_Problem to work on_: Without changing a character, return the entries, but not the images they hold.

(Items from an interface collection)
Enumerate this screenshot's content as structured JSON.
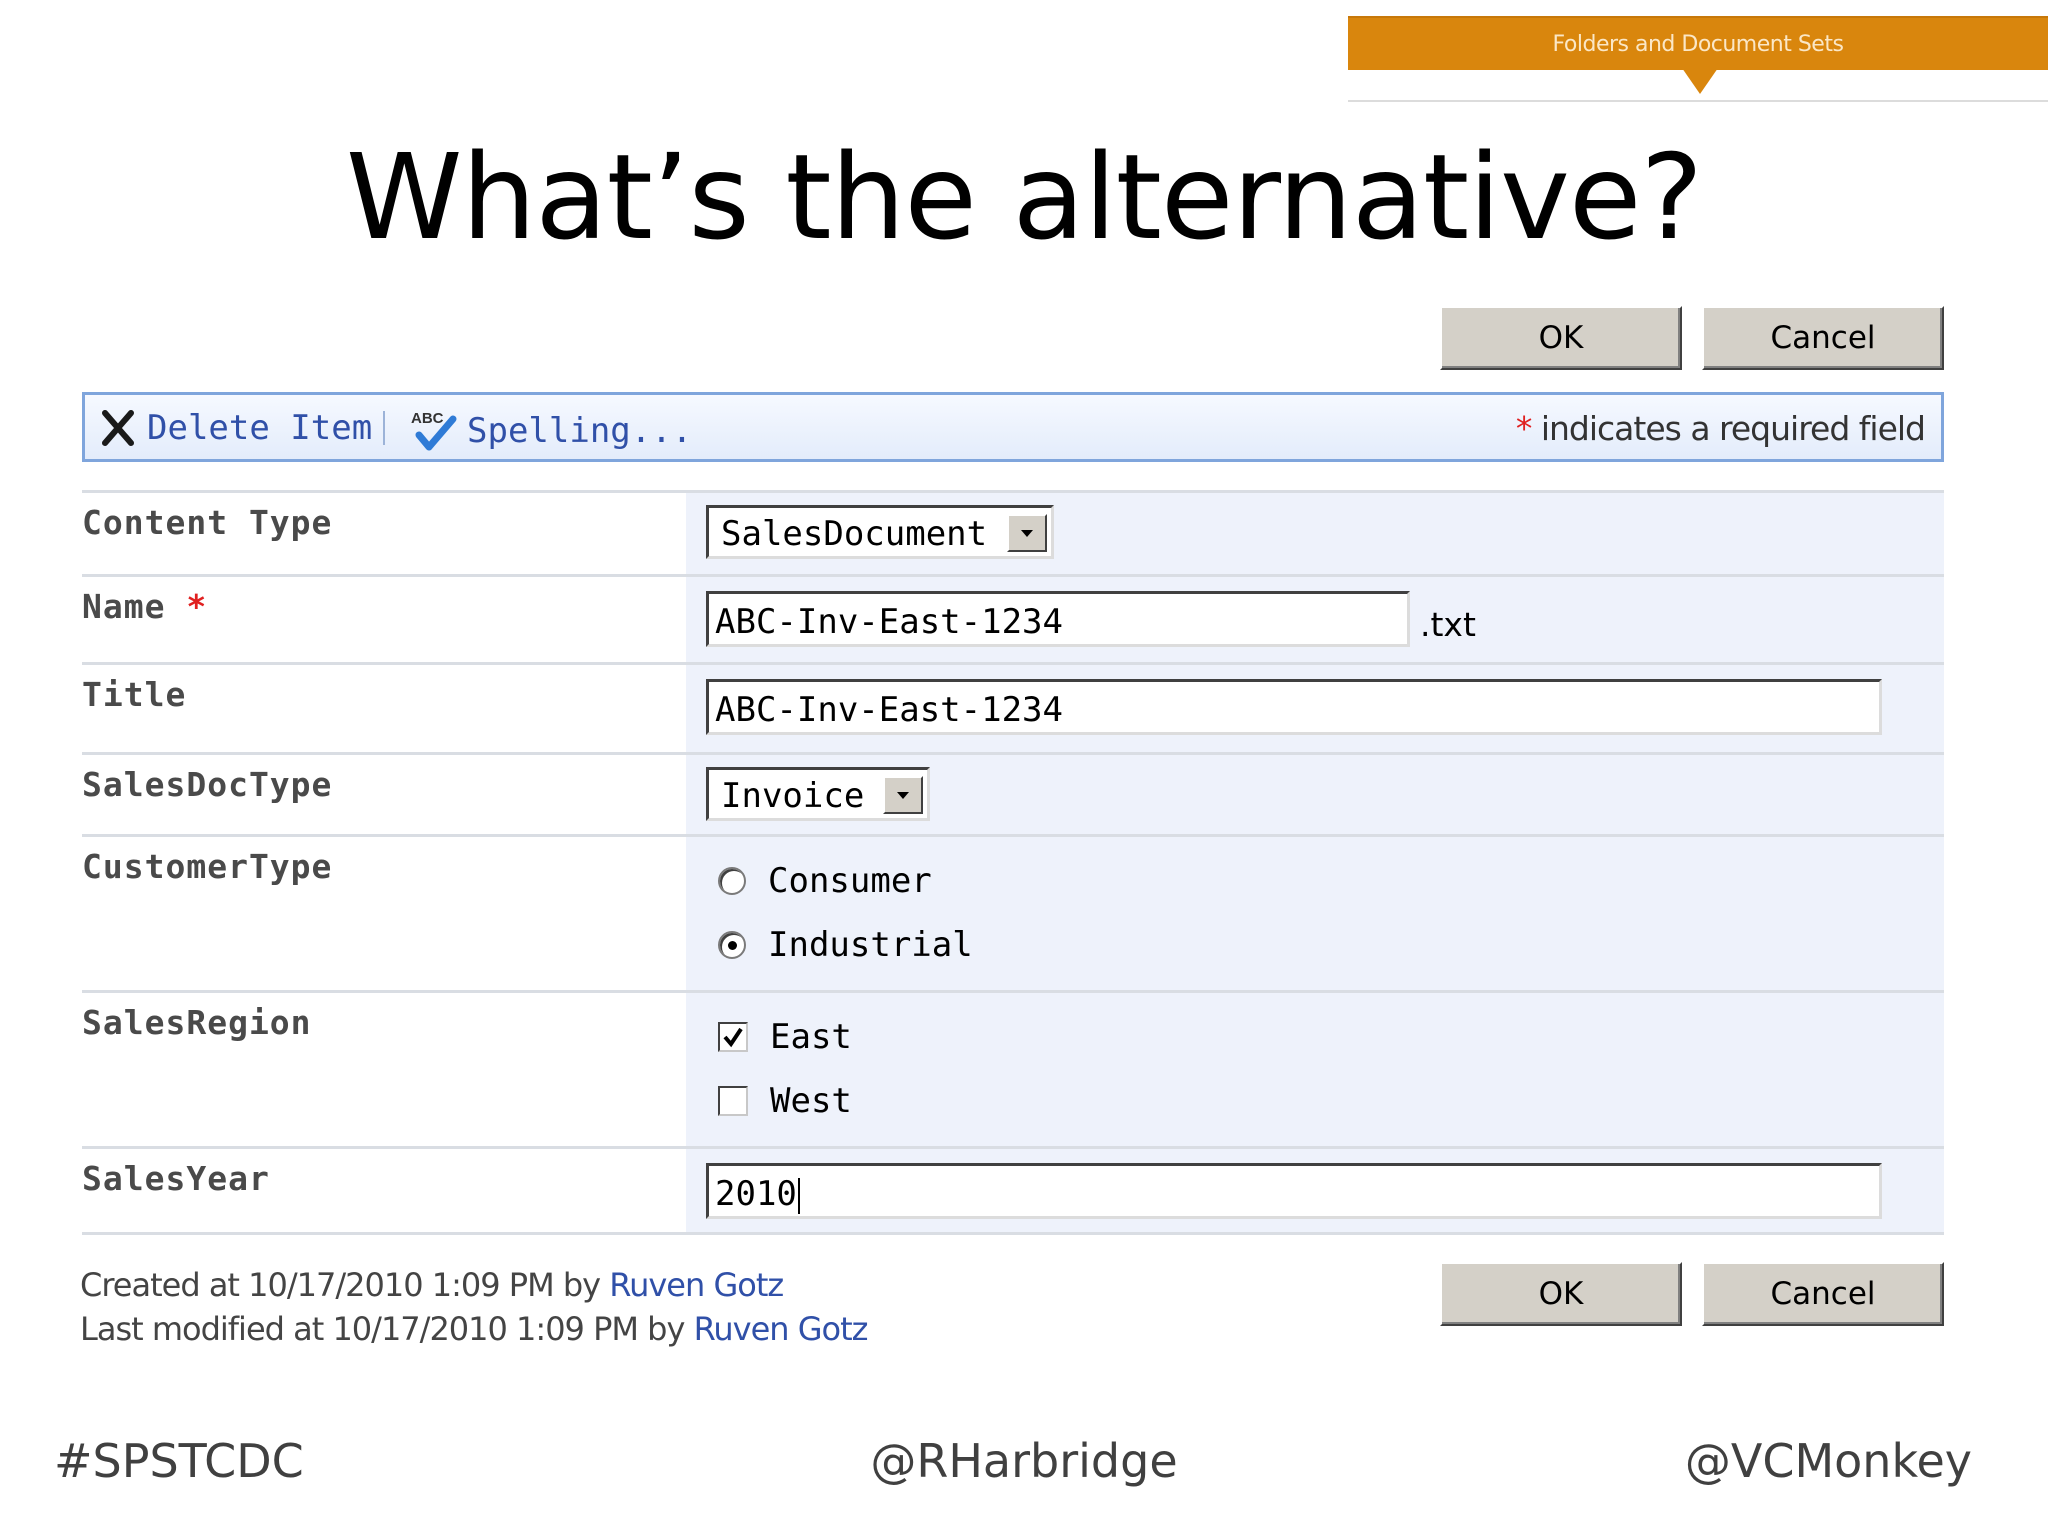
{
  "banner": {
    "label": "Folders and Document Sets"
  },
  "slide": {
    "title": "What’s the alternative?"
  },
  "buttons": {
    "ok": "OK",
    "cancel": "Cancel"
  },
  "toolbar": {
    "delete_label": "Delete Item",
    "spelling_label": "Spelling...",
    "spelling_icon_text": "ABC",
    "required_star": "*",
    "required_note": " indicates a required field"
  },
  "form": {
    "content_type": {
      "label": "Content Type",
      "value": "SalesDocument"
    },
    "name": {
      "label": "Name",
      "required_star": "*",
      "value": "ABC-Inv-East-1234",
      "suffix": ".txt"
    },
    "title": {
      "label": "Title",
      "value": "ABC-Inv-East-1234"
    },
    "sales_doc_type": {
      "label": "SalesDocType",
      "value": "Invoice"
    },
    "customer_type": {
      "label": "CustomerType",
      "options": [
        "Consumer",
        "Industrial"
      ],
      "selected": "Industrial"
    },
    "sales_region": {
      "label": "SalesRegion",
      "options": [
        "East",
        "West"
      ],
      "checked": [
        "East"
      ]
    },
    "sales_year": {
      "label": "SalesYear",
      "value": "2010"
    }
  },
  "meta": {
    "created_prefix": "Created at 10/17/2010 1:09 PM  by ",
    "created_by": "Ruven Gotz",
    "modified_prefix": "Last modified at 10/17/2010 1:09 PM  by ",
    "modified_by": "Ruven Gotz"
  },
  "footer": {
    "left": "#SPSTCDC",
    "center": "@RHarbridge",
    "right": "@VCMonkey"
  },
  "colors": {
    "banner": "#d9860d",
    "link": "#3050a8",
    "required": "#e02020",
    "field_bg": "#eef2fb"
  }
}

_Output below_:
Enumerate this screenshot's content as structured JSON.
{
  "banner": {
    "label": "Folders and Document Sets"
  },
  "slide": {
    "title": "What’s the alternative?"
  },
  "buttons": {
    "ok": "OK",
    "cancel": "Cancel"
  },
  "toolbar": {
    "delete_label": "Delete Item",
    "spelling_label": "Spelling...",
    "spelling_icon_text": "ABC",
    "required_star": "*",
    "required_note": " indicates a required field"
  },
  "form": {
    "content_type": {
      "label": "Content Type",
      "value": "SalesDocument"
    },
    "name": {
      "label": "Name",
      "required_star": "*",
      "value": "ABC-Inv-East-1234",
      "suffix": ".txt"
    },
    "title": {
      "label": "Title",
      "value": "ABC-Inv-East-1234"
    },
    "sales_doc_type": {
      "label": "SalesDocType",
      "value": "Invoice"
    },
    "customer_type": {
      "label": "CustomerType",
      "options": [
        "Consumer",
        "Industrial"
      ],
      "selected": "Industrial"
    },
    "sales_region": {
      "label": "SalesRegion",
      "options": [
        "East",
        "West"
      ],
      "checked": [
        "East"
      ]
    },
    "sales_year": {
      "label": "SalesYear",
      "value": "2010"
    }
  },
  "meta": {
    "created_prefix": "Created at 10/17/2010 1:09 PM  by ",
    "created_by": "Ruven Gotz",
    "modified_prefix": "Last modified at 10/17/2010 1:09 PM  by ",
    "modified_by": "Ruven Gotz"
  },
  "footer": {
    "left": "#SPSTCDC",
    "center": "@RHarbridge",
    "right": "@VCMonkey"
  },
  "colors": {
    "banner": "#d9860d",
    "link": "#3050a8",
    "required": "#e02020",
    "field_bg": "#eef2fb"
  }
}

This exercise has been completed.